*** RECORDS FOR THE EXERCISE ***
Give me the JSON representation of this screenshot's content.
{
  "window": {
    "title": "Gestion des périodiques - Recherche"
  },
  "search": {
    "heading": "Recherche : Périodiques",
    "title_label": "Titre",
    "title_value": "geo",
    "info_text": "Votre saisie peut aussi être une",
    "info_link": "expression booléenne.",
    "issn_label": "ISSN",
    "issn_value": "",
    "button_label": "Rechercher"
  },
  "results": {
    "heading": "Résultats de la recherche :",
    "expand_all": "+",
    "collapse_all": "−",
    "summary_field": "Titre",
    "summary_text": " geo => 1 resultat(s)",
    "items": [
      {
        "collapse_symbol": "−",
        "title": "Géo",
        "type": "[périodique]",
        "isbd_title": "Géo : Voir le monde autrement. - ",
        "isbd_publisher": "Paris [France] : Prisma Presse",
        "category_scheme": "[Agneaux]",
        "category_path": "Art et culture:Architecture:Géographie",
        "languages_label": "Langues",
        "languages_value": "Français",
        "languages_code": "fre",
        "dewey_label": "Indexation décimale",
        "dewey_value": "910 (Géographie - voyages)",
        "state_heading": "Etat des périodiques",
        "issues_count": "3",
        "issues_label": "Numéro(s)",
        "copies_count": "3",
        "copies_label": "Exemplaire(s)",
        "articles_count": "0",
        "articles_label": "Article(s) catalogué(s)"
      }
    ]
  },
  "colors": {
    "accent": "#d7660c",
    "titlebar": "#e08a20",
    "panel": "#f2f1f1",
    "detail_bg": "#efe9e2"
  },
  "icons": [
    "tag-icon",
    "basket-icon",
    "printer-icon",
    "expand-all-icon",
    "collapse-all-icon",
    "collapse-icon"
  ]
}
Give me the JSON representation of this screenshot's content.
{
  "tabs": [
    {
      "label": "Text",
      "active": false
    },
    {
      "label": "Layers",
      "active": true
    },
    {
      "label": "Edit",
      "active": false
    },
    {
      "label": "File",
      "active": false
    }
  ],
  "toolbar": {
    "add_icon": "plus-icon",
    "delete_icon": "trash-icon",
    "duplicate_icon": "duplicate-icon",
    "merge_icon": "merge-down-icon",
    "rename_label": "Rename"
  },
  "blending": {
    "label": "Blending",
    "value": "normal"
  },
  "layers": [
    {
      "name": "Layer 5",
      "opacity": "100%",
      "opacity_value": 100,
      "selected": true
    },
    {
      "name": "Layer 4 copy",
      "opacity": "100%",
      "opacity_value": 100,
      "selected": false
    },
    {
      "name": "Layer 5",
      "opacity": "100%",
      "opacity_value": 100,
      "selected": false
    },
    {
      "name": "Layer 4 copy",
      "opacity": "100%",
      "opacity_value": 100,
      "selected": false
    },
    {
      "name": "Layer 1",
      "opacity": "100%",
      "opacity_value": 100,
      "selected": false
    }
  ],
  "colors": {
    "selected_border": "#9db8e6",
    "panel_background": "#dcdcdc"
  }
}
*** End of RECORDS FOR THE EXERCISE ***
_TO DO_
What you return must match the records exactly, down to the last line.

_FINISHED TASK_
Give me the JSON representation of this screenshot's content.
{
  "window": {
    "title": "Gestion des périodiques - Recherche"
  },
  "search": {
    "heading": "Recherche : Périodiques",
    "title_label": "Titre",
    "title_value": "geo",
    "info_text": "Votre saisie peut aussi être une",
    "info_link": "expression booléenne.",
    "issn_label": "ISSN",
    "issn_value": "",
    "button_label": "Rechercher"
  },
  "results": {
    "heading": "Résultats de la recherche :",
    "expand_all": "+",
    "collapse_all": "−",
    "summary_field": "Titre",
    "summary_text": " geo => 1 resultat(s)",
    "items": [
      {
        "collapse_symbol": "−",
        "title": "Géo",
        "type": "[périodique]",
        "isbd_title": "Géo : Voir le monde autrement. - ",
        "isbd_publisher": "Paris [France] : Prisma Presse",
        "category_scheme": "[Agneaux]",
        "category_path": "Art et culture:Architecture:Géographie",
        "languages_label": "Langues",
        "languages_value": "Français",
        "languages_code": "fre",
        "dewey_label": "Indexation décimale",
        "dewey_value": "910 (Géographie - voyages)",
        "state_heading": "Etat des périodiques",
        "issues_count": "3",
        "issues_label": "Numéro(s)",
        "copies_count": "3",
        "copies_label": "Exemplaire(s)",
        "articles_count": "0",
        "articles_label": "Article(s) catalogué(s)"
      }
    ]
  },
  "colors": {
    "accent": "#d7660c",
    "titlebar": "#e08a20",
    "panel": "#f2f1f1",
    "detail_bg": "#efe9e2"
  },
  "icons": [
    "tag-icon",
    "basket-icon",
    "printer-icon",
    "expand-all-icon",
    "collapse-all-icon",
    "collapse-icon"
  ]
}
Give me the JSON representation of this screenshot's content.
{
  "tabs": [
    {
      "label": "Text",
      "active": false
    },
    {
      "label": "Layers",
      "active": true
    },
    {
      "label": "Edit",
      "active": false
    },
    {
      "label": "File",
      "active": false
    }
  ],
  "toolbar": {
    "add_icon": "plus-icon",
    "delete_icon": "trash-icon",
    "duplicate_icon": "duplicate-icon",
    "merge_icon": "merge-down-icon",
    "rename_label": "Rename"
  },
  "blending": {
    "label": "Blending",
    "value": "normal"
  },
  "layers": [
    {
      "name": "Layer 5",
      "opacity": "100%",
      "opacity_value": 100,
      "selected": true
    },
    {
      "name": "Layer 4 copy",
      "opacity": "100%",
      "opacity_value": 100,
      "selected": false
    },
    {
      "name": "Layer 5",
      "opacity": "100%",
      "opacity_value": 100,
      "selected": false
    },
    {
      "name": "Layer 4 copy",
      "opacity": "100%",
      "opacity_value": 100,
      "selected": false
    },
    {
      "name": "Layer 1",
      "opacity": "100%",
      "opacity_value": 100,
      "selected": false
    }
  ],
  "colors": {
    "selected_border": "#9db8e6",
    "panel_background": "#dcdcdc"
  }
}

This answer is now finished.